To access this service and other Windows services, you can browse to the Control Panel, then Administrative Tools and finally double-click on Services.

Alternatively, you can launch Windows Run, type services.msc and hit OK. Alternatively, you can launch Windows Run, type services.msc and hit OK.  From the services window you will want to scroll all the way down to Wireless Zero Configuration and right-click the name, then click Properties.

From the Service Status area choose Stop to stop the service.

From the Startup Type drop-down menu, choose Disabled so that the service doesn’t startup the next time you start Windows XP.

Your wireless internet card should have come with it’s own wireless connection management software, which you can use alternatively.

props to: paininthetech.com


Cannot access Windows Update

June 1, 2008

Your security software, spyware, viruses, or  the browser is blocking Windows Update functionality and preventing you from seeing or downloading the updates. You can’t install any updates until you fix that. There is a Microsoft Tech Note that may be able to help you with this issue.

 

The easiest fix is to change ActiveX controls behaviors…

1. Under the ‘tools’ menu in Internet Explorer, choose ‘internet options’

2. Under the ‘security’ tab, click the ‘reset zones to default levels’

3. Click the ‘internet’ zone, and click the ‘custom’ button

4. Choose the following settings…


Online Backup – Carbonite and Mozy

June 1, 2008

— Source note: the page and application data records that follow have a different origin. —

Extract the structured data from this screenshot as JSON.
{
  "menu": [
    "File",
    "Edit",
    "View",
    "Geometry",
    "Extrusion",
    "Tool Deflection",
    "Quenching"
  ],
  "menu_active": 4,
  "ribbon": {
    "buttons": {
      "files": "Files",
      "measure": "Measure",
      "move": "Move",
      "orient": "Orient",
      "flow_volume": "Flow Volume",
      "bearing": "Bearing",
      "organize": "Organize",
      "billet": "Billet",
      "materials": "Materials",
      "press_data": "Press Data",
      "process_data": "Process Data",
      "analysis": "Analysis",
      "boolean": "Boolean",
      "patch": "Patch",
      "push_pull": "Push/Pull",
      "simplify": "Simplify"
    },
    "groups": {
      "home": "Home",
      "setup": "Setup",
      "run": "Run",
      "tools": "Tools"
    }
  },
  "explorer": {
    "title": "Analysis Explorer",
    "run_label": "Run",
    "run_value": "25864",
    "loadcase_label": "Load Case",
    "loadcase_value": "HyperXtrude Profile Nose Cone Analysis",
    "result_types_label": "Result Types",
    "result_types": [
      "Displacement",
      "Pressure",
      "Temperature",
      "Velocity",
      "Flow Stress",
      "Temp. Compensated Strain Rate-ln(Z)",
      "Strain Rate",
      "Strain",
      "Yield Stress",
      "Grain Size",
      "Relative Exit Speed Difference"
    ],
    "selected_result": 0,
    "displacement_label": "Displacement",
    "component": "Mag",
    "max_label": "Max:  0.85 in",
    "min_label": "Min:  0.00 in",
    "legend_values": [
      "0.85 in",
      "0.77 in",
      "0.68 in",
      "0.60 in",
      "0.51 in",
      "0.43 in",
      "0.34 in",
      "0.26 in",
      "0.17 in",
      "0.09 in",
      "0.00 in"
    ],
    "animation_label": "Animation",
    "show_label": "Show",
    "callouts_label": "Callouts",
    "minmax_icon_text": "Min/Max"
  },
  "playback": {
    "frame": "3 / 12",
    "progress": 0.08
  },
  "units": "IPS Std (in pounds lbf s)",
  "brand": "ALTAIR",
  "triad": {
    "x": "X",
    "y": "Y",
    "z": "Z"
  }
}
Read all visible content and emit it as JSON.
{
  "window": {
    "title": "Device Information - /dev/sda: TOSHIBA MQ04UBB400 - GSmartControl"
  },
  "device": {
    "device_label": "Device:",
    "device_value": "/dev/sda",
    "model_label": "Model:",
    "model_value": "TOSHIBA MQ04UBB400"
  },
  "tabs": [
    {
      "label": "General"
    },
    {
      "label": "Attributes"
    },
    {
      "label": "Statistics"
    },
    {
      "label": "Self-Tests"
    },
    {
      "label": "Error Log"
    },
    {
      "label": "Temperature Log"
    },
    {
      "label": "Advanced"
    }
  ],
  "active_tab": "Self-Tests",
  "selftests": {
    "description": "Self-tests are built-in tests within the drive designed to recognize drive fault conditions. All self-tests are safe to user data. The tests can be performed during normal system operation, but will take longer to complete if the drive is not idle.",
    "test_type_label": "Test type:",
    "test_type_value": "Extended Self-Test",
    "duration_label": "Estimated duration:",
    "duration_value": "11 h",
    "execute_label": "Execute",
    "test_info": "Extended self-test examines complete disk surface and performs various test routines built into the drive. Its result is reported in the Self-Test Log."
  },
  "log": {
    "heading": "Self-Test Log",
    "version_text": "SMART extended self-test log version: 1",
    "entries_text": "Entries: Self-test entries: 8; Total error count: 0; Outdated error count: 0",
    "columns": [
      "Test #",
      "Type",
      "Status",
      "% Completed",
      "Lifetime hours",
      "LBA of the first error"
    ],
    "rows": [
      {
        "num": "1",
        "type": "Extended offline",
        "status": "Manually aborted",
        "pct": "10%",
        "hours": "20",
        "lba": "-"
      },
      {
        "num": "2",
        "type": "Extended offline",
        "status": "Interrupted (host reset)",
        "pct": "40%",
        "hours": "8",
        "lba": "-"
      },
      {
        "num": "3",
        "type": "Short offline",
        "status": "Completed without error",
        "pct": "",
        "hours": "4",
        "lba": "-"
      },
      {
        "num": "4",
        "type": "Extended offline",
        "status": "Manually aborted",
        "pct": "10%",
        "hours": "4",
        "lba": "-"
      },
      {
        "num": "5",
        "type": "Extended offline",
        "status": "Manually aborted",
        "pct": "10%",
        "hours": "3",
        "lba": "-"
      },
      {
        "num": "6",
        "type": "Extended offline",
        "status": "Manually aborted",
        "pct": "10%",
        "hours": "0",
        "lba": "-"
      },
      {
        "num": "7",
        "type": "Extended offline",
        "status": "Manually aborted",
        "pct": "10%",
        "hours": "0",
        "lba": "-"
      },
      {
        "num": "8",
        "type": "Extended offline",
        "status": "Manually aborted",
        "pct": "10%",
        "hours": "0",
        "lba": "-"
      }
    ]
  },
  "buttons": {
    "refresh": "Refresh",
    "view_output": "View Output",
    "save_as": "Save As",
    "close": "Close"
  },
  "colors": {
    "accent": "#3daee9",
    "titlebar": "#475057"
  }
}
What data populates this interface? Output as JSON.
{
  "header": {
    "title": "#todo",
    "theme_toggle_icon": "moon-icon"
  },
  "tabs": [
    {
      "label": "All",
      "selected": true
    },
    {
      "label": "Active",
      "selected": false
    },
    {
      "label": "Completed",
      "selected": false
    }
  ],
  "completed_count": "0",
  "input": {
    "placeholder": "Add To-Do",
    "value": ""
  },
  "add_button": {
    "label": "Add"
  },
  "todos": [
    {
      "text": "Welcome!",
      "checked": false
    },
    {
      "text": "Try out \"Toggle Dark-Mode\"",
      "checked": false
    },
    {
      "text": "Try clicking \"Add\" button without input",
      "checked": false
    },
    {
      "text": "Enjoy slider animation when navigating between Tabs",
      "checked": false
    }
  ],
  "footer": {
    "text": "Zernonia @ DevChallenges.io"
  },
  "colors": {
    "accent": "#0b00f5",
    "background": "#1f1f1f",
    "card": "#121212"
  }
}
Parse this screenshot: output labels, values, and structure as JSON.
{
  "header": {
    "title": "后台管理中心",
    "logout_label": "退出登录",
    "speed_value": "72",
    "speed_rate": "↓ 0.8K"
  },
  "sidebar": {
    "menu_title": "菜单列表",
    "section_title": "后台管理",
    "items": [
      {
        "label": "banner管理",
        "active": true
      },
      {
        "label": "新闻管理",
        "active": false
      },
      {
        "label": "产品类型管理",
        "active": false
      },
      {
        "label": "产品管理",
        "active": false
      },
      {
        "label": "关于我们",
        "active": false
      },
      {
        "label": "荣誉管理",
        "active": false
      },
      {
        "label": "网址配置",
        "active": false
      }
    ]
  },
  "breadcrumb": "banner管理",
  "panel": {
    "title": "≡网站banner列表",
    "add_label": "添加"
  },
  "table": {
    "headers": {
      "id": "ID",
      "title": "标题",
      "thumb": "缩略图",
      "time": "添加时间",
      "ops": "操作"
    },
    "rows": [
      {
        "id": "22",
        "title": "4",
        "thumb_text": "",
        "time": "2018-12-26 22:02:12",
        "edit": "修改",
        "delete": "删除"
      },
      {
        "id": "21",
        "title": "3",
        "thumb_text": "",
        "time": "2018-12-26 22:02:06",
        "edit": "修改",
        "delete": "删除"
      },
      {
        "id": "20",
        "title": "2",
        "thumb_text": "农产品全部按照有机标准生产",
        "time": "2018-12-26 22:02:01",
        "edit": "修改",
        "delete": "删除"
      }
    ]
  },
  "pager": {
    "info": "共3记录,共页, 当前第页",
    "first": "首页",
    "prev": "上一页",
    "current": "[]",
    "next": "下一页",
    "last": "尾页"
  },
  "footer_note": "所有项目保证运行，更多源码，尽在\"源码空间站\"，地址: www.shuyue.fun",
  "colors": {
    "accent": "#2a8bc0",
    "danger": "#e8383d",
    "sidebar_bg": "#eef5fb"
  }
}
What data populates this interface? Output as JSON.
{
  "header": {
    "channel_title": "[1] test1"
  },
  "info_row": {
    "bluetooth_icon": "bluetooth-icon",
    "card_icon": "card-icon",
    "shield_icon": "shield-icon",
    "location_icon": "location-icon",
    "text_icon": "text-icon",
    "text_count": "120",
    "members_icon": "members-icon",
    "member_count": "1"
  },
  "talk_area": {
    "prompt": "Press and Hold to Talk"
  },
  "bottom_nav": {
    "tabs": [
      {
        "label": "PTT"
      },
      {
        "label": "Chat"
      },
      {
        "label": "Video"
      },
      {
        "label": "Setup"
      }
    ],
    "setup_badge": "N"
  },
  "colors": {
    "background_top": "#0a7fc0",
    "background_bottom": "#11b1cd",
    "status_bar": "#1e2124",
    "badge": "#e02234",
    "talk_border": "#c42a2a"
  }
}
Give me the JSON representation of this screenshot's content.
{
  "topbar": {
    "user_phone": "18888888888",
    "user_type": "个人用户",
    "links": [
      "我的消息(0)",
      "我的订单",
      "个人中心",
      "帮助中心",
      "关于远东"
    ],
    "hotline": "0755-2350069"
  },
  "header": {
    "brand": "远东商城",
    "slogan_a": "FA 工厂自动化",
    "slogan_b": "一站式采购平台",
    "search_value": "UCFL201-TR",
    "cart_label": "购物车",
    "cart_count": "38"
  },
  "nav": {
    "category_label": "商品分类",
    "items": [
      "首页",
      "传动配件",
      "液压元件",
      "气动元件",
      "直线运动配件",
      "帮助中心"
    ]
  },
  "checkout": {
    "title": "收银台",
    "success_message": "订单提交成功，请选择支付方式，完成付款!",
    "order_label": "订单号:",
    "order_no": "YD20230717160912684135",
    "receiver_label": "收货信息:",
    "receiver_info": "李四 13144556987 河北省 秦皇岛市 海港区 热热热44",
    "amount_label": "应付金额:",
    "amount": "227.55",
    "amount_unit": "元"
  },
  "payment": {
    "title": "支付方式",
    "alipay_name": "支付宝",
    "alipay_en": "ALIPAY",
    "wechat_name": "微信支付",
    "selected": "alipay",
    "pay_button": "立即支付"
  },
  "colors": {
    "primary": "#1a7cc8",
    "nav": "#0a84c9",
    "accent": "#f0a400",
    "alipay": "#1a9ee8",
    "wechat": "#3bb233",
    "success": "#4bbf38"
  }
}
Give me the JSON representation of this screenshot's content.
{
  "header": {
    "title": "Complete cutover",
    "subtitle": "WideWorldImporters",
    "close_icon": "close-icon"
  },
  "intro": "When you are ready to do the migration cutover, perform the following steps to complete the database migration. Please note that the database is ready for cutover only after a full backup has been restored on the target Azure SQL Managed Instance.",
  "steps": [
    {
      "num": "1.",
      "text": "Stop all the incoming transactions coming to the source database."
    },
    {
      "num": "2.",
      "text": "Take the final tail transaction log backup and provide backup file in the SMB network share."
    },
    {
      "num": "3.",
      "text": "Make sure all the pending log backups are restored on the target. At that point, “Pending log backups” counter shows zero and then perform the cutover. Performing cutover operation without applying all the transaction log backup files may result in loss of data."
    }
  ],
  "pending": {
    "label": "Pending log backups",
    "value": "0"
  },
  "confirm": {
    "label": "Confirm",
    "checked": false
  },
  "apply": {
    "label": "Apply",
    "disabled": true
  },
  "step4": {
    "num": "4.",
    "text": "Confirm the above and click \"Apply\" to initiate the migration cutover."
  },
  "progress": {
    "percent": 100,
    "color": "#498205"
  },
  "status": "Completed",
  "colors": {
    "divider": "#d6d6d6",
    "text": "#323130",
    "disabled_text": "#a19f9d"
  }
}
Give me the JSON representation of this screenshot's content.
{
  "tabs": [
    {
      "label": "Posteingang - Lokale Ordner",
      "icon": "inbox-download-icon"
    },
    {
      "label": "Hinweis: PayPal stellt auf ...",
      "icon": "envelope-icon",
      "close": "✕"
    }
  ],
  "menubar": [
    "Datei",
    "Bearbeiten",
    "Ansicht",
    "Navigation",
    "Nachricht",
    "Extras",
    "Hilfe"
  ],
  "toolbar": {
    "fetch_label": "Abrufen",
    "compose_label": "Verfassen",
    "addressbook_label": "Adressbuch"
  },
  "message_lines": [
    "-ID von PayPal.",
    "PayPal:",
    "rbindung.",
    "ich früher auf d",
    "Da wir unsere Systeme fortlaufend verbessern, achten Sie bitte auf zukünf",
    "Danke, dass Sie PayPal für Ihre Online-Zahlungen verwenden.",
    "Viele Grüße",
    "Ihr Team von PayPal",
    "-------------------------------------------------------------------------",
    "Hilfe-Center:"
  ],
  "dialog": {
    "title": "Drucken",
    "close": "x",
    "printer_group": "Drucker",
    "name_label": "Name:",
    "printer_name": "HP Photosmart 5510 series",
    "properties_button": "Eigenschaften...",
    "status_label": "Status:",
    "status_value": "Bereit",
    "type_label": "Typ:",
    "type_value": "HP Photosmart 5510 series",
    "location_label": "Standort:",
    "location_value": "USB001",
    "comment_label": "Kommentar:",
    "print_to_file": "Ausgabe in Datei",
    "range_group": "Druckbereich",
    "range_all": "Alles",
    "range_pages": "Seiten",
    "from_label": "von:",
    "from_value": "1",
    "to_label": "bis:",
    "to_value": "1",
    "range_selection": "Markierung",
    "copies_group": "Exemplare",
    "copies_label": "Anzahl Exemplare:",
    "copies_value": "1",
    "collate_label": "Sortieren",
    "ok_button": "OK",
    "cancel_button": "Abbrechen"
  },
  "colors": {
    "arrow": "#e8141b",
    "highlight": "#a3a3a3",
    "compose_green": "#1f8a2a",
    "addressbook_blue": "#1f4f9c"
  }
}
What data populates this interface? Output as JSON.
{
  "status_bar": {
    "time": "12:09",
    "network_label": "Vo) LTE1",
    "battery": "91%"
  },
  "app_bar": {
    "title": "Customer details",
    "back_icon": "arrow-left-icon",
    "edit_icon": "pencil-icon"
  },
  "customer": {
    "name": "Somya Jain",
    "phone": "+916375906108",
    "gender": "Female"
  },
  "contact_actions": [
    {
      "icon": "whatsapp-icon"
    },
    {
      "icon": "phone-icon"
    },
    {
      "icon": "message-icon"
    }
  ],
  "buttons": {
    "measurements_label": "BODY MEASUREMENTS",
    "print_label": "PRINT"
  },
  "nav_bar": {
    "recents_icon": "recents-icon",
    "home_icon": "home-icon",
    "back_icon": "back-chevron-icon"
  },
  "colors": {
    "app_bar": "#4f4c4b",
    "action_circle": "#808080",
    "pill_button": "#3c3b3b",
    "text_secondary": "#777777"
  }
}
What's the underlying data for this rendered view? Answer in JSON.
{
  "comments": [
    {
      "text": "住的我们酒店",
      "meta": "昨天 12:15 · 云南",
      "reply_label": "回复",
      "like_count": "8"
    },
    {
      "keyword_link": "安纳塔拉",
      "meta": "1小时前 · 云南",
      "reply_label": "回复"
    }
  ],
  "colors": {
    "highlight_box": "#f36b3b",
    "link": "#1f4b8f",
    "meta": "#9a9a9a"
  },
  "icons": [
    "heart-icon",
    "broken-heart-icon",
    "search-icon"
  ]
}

Mozy does online backup just like Carbonite, but they also have a client for Macs. Both Carbonite and Mozy do encrypt your data, however a lot of online backup companies do not. Neither of these services are free, and do have an annual fee, which is very reasonable.

 

The most important about these online backup services is that they allow you to store your data off-site. So if, God forbid, a fire destroys your computer or data, you know a copy of your files are safe and secure on Carbonite or Mozy’s servers. Or, if your hard drive fails, or your CDs or DVDs don’t work, it’s a definite peace of mind to know your data is safe.


Automatically Back Up Certain Folders On My Network

March 3, 2007

What you’re talking about is NAS, network attached storage, and it’s a great way to provide a centralized server for media files, backup, and so on. You can use a RAID based NAS, which means having duplicate data on multiple hard drives to prevent future data loss. There is also software available to automatically back up machines on the network. Remember your NAS is only as fast as your network. For best results use gigabit ethernet.